One question comes up time and time again when discussing freelancing: ‘How much should I charge?’ It is a difficult one and is affected by many factors; your experience, competitors rates, overheads, etc. It is also something that you will need to constantly monitor, as you gain more experience and skills your hourly rate should reflect this.
Firstly do some research, there are many websites out there advertising freelance jobs and also many where you can create a profile to sell your services. Creative Pool (a jobs feed for which will be on MTB soon) and View Creatives amongst the most popular. Bookmark recruitment agency websites (many of them will deal in freelance and permanent positions) and see what payment level they advertise at (i.e. entry-level or senior management?). From here you will be able to assess how much other freelancers with similar skill sets or experience to yourself, charge.
I recently came across an interesting formula for working out hourly rates that may be of use – although I would stress the importance of checking out your competitors’ rates first. To start off decide a realistic target of how much you are looking to earn in a year. This should at least match your previous employment income. For example, say you are looking to earn at least £20,000 p.a. If you worked this out as an hourly rate for a 35 hour week over 52 weeks you would get just under £11 an hour.
However it is very unlikely you will be doing paid work 7 hours a day, 5 days a week. A great deal of your time will be taken up with job hunting, paperwork, chasing clients and other activities that you cannot charge for. Some weeks you may be doing paid work for 50 hours plus, others you may get nothing at all.
It’s best to envision that you will hopefully be doing paid work for about 21 hours (3 days) a week. So in our example you would therefore look to charge about £18 per hour. If you average less than 21 hours paid work you should have enough to get by and if you do more you will be earning more than your previous job.
This may sound high or cheeky but remember, as a freelancer you do not get paid holiday or sick days. Also your clients will not have the expensive costs of dealing with your national insurance, pension schemes, training and other HR issues that follow on from hiring a full-time employee.
If you charge by project rather than an hourly rate the same rules apply, give yourself an hourly rate and try to work out how long it will take you to complete the project. This can be difficult to judge but the more experience you get at it, the more accurate you will get.
The current economic climate may have you contemplating knocked down pricing to make sure you get work in. Whilst this may keep you busy in the short-term, it will no doubt cause you problems further down the line when you try to start charging your full rate. I would only consider reducing my rate if the project is hefty or an on-going appointment. After all, when times are tight it’s better to get a months work at a slightly reduced rate than odd days here and there at your full rate.

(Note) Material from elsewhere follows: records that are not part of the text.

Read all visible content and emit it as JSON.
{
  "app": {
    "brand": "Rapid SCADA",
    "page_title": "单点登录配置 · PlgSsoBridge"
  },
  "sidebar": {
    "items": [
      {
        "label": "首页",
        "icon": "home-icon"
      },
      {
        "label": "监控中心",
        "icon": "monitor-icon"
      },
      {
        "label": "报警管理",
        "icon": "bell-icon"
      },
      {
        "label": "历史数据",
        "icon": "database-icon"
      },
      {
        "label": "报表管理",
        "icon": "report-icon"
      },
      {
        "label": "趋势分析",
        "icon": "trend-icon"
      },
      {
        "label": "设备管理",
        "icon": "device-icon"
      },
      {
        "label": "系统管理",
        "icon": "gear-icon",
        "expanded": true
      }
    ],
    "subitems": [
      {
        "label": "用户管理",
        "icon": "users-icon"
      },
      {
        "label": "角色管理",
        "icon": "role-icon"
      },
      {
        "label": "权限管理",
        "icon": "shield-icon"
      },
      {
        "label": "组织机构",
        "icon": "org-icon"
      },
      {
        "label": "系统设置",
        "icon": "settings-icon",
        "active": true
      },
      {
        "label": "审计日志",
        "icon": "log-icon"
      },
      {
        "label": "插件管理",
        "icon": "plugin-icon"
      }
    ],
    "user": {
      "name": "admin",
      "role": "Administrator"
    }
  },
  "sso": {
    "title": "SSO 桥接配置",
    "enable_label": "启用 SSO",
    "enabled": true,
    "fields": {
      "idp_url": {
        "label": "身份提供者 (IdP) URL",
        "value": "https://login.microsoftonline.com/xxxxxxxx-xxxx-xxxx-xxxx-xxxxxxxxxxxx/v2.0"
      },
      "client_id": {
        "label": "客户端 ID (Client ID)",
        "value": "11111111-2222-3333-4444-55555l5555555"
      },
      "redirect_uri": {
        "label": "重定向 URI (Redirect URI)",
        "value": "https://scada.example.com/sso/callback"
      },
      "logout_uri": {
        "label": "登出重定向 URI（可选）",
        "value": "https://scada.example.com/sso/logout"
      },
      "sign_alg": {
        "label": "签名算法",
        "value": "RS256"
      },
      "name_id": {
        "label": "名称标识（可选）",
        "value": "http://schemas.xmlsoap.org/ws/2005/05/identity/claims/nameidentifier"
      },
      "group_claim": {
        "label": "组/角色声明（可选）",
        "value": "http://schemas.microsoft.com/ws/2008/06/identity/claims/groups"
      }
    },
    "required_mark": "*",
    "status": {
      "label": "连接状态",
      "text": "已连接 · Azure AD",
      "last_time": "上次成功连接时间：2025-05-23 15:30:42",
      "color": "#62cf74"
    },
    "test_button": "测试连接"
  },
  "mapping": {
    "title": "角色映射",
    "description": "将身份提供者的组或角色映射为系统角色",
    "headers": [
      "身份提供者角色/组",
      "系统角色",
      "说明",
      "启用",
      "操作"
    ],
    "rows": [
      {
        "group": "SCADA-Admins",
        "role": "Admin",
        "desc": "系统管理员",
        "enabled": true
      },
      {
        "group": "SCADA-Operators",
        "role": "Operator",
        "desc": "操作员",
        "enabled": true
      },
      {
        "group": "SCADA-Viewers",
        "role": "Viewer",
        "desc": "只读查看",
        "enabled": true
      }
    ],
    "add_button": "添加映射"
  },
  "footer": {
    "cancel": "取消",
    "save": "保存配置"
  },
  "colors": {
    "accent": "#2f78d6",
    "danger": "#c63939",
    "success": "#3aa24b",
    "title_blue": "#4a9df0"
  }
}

It can be a bit of a balancing act as pricing too high can put clients off, but pricing too low can be just as detrimental. You can guarantee that the clients who want you to work for next to nothing will be the ones you have to chase payment for months on end.
Russell Hall a freelance graphic designer based in the West Midlands, working for a variety of clients on mainly print based projects. Find out more at www.russelljhall.com.